Anyone who has worked overnight shifts in their lives knows the feeling. The disorientation that hits without warning, the nausea, and the battle to stay awake when your body rhythm is telling you to sleep.

Now imagine flying a passenger jet feeling that way.

It’s a part of every pilot’s life, but Canadian regulations haven’t caught up with how much science is learning about the impact of sleep deprivation on performance.

The rules on how long pilots can work in a day, and how many days in a row across time zones, were last overhauled in the 1970s when studying sleep was in its infancy.

There were tweaks in the 1990s, and collective bargaining agreements have set limits at the larger airlines, but the current industry regulations make little mention of fatigue.

Transport Canada has proposed overhauling flight time rules several times in the past couple of years, but they have triggered intense lobbying by the pilots’ unions and industry and had trouble making it into law. The current proposals are open for commentary until September 30th, and then the Treasury Board will decide whether to make changes, or proceed at all.

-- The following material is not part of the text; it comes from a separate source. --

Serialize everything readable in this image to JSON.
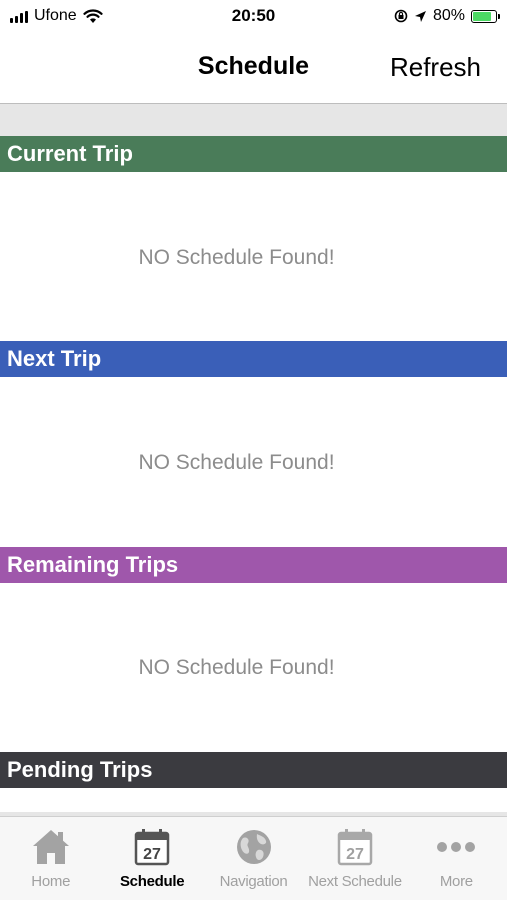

Pilots’ unions say the new rules are an improvement because they provide structure to their work for the first time. They also, however, say they don’t reach the standards set by the International Civil Aviation Authority or even the United States.


For example, a flight departing Toronto for Rome requires two pilots under the new and existing regulations. Under American regulations, a third would need to be on board from New York to Rome in case the captain or co-pilot suffers from fatigue and needs to nap.

What many passengers may not realize is that Canadian pilots are permitted to sleep on the job under a system called "controlled rest." It’s up to the pilot to self-assess whether they need to nap, and they’re permitted up to 40 minutes on a flight.

A survey of 1,900 Canadian pilots was obtained by W5, and it provides data showing a startling number of pilots are napping in the skies. The controlled rest rules were implemented as a safety measure for occasional use. The survey suggests sleeping in the pilot’s seat has now become a routine part of the job, with one in five pilots reporting falling asleep involuntarily.

It’s difficult to know how big a danger this is to the travelling public. Because Transport Canada regulations haven’t focused on fatigue, crash investigators typically look for it as a contributing factor – not the main one.

The cargo industry in Canada believes the concern is exaggerated, and is arguing it should be exempt from the proposed new fatigue regulations. The CEO of Cargojet tells W5 the new rules could put his company out of business because it would require them to hire many more pilots. Ajay Virmani says 80 per cent of Cargojet flights are at night, so his pilots aren’t shifting around as often as passenger jet pilots do and the regulations will be too restrictive.

As you’ll see in our W5 investigation, there has been one confirmed incident involving an Air Canada jet over the Atlantic where a pilot’s controlled rest almost led to a midair collision. And we also learn the National Transportation Safety Board in the U.S. has reminded airlines to pay close attention to pilot fatigue among other issues in relation to its investigation of how an Air Canada jet narrowly missed four jets on the taxiway at San Francisco’s airport this past summer.

It’s timely to be asking whether more attention needs to be paid to how alert Canadian pilots are when their airliner is in the sky.

Our W5 investigation JETLAGGED airs Saturday at 7 p.m. EDT on CTV, and 10 p.m. on CTV2. It can be viewed online after at and the Official W5 YouTube Channel